> _Assigned task_: Return all lines of the listing below that carry the word "Learn".

> _Exercise material_:

⟨

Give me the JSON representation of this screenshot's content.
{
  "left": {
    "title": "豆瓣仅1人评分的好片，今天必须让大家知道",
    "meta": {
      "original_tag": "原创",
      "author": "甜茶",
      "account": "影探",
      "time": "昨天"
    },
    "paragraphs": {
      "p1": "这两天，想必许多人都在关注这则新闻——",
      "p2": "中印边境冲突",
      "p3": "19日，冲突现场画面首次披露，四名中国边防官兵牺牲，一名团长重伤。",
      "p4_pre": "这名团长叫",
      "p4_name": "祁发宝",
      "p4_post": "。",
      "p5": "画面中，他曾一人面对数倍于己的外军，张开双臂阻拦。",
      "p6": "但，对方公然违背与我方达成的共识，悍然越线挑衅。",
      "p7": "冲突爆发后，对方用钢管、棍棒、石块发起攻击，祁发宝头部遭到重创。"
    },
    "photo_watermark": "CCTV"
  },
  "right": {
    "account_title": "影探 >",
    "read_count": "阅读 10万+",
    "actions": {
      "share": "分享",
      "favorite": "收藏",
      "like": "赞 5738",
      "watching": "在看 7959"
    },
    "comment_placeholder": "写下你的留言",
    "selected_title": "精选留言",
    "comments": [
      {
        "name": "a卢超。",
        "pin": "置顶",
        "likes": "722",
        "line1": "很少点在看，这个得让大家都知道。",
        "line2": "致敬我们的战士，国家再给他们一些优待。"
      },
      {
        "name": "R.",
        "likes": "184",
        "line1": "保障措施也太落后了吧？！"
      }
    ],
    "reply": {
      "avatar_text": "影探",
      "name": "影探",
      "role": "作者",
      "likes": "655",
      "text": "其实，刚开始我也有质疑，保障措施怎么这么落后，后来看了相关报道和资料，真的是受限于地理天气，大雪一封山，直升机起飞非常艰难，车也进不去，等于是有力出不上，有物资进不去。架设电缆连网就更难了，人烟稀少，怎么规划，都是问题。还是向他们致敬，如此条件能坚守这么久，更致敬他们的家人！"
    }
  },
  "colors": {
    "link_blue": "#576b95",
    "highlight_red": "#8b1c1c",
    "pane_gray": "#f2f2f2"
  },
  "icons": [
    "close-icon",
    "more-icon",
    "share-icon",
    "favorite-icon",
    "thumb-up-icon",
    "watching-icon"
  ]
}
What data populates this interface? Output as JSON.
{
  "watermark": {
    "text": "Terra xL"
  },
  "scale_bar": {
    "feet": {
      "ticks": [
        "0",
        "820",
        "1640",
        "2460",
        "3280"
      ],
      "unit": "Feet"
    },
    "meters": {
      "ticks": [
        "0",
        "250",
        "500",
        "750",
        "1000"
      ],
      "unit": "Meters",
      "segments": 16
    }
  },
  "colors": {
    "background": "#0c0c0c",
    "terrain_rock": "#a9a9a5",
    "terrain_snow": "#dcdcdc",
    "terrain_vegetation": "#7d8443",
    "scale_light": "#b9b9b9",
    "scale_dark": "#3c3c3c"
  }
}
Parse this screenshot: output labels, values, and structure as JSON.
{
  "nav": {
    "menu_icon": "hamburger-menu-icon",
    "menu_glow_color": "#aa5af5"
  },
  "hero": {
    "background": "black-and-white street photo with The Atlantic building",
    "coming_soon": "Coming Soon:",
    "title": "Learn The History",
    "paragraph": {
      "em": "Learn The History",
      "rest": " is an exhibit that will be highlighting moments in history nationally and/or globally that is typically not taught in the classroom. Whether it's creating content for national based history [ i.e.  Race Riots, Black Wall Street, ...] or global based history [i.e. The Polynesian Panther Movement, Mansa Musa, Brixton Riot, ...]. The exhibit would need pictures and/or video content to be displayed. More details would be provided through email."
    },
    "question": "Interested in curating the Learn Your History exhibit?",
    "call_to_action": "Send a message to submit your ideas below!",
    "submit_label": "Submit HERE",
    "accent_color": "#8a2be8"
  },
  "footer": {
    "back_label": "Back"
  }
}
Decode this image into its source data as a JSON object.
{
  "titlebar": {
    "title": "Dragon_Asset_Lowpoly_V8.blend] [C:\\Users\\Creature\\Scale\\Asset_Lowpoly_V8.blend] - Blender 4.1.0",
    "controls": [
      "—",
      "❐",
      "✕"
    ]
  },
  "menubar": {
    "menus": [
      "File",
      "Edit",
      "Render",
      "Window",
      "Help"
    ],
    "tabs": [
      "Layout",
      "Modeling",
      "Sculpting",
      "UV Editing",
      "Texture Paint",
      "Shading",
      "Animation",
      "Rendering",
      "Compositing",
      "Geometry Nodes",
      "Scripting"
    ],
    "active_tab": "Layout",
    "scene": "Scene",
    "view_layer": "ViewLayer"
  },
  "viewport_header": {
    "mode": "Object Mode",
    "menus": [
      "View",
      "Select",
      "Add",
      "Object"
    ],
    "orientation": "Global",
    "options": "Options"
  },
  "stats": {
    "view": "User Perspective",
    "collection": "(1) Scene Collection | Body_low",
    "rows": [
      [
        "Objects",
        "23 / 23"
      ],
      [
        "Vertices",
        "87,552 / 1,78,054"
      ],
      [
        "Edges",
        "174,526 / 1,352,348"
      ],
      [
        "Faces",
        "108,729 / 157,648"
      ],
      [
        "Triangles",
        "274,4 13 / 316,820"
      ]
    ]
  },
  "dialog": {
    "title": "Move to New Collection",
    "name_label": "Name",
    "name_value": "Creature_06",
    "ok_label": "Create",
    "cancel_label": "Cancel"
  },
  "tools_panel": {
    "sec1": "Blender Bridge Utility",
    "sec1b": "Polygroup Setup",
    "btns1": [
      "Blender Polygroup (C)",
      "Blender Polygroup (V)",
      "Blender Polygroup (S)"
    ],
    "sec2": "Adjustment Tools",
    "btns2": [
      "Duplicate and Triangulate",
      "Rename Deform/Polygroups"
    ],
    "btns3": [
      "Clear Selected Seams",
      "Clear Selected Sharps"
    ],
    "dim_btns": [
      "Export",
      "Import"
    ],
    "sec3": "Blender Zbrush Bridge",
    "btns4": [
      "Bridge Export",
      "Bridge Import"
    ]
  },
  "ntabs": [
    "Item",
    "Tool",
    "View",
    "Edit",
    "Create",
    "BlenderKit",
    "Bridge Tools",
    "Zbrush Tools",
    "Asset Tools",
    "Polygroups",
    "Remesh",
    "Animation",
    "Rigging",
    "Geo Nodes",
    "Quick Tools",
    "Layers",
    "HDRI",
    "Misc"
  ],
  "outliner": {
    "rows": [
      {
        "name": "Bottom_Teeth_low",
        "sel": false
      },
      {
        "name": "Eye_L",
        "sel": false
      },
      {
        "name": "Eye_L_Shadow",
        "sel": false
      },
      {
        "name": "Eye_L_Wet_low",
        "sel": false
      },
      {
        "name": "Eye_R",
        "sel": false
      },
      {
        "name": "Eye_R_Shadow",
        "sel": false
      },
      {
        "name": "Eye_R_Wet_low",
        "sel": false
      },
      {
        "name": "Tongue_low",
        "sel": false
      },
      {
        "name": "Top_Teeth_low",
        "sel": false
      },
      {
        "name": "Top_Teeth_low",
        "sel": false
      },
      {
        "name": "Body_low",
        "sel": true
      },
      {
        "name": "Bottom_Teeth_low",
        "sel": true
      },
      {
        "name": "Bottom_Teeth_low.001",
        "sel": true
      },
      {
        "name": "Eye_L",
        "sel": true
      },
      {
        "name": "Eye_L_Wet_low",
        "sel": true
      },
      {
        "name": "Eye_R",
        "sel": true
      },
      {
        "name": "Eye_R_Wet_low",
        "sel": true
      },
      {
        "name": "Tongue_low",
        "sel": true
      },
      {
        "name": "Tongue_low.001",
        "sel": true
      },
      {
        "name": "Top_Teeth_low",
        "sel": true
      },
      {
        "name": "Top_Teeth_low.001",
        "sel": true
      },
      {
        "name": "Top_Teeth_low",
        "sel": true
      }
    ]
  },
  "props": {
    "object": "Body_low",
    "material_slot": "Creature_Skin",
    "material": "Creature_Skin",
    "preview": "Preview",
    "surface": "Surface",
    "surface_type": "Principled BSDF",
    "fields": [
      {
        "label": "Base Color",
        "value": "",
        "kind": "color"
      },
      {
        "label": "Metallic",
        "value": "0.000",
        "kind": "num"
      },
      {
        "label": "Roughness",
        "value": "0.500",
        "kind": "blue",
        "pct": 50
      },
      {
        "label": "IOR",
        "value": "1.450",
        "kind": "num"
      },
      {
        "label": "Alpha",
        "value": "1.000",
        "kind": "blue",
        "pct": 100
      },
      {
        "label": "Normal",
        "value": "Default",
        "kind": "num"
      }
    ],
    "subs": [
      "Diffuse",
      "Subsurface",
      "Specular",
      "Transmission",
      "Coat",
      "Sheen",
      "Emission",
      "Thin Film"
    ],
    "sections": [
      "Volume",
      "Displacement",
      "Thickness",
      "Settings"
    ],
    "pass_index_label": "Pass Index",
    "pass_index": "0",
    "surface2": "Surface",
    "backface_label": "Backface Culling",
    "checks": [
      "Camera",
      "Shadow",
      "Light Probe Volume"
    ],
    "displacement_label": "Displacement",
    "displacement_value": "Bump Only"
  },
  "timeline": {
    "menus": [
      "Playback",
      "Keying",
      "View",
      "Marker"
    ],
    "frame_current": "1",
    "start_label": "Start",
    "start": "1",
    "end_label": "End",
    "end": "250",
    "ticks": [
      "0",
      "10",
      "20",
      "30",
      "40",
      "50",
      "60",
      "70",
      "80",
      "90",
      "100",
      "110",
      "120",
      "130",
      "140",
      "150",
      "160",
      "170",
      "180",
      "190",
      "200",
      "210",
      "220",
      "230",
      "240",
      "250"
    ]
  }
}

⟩

> _Expected output_:
    "title": "Learn The History",
      "em": "Learn The History",
    "question": "Interested in curating the Learn Your History exhibit?",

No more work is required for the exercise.